It's generally known that women's genital tissue is more susceptible to the HIV virus that causes AIDS. Researcher are studying the various types of epithelial cells in the reproductive tract and the possible protective role of mucus to try to determine what makes women more vulnerable to the spread of this virus. A new study supported by the National Institute of Child Health and Human Development (NCHID) at the NIH found that an immune system protein normally found in semen may enhance the spread of HIV to tissue from the uterine cervix. The protein interleukin 7 (IL-7) belongs to a family of proteins that regulates the immune response and is present normally in semen but at even higher levels in the semen in men with HIV.

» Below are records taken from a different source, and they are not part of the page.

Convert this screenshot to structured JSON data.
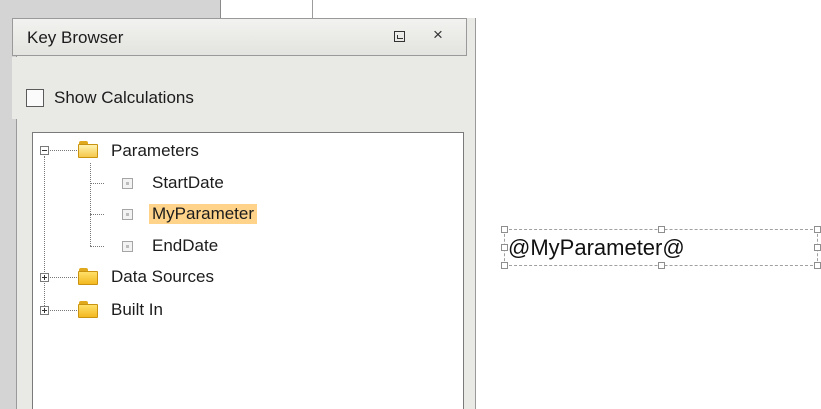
{
  "panel": {
    "title": "Key Browser",
    "minimize_icon": "restore-icon",
    "close_label": "×"
  },
  "options": {
    "show_calculations_label": "Show Calculations",
    "show_calculations_checked": false
  },
  "tree": {
    "nodes": [
      {
        "label": "Parameters",
        "type": "folder",
        "expanded": true
      },
      {
        "label": "StartDate",
        "type": "key"
      },
      {
        "label": "MyParameter",
        "type": "key",
        "selected": true
      },
      {
        "label": "EndDate",
        "type": "key"
      },
      {
        "label": "Data Sources",
        "type": "folder",
        "expanded": false
      },
      {
        "label": "Built In",
        "type": "folder",
        "expanded": false
      }
    ]
  },
  "canvas": {
    "element_text": "@MyParameter@"
  },
  "colors": {
    "selection": "#ffd38a",
    "folder": "#f3b820",
    "panel_bg": "#e9e9e6"
  }
}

So far, this experiment is limited to cell cultures in the lab and more work is needed to see if this is true in the living human. "These experiments show us again how vicious HIV is," said senior author Leonid Margolis, PhD, at NICHD. "The virus is able to commandeer an immune protein for its own benefit."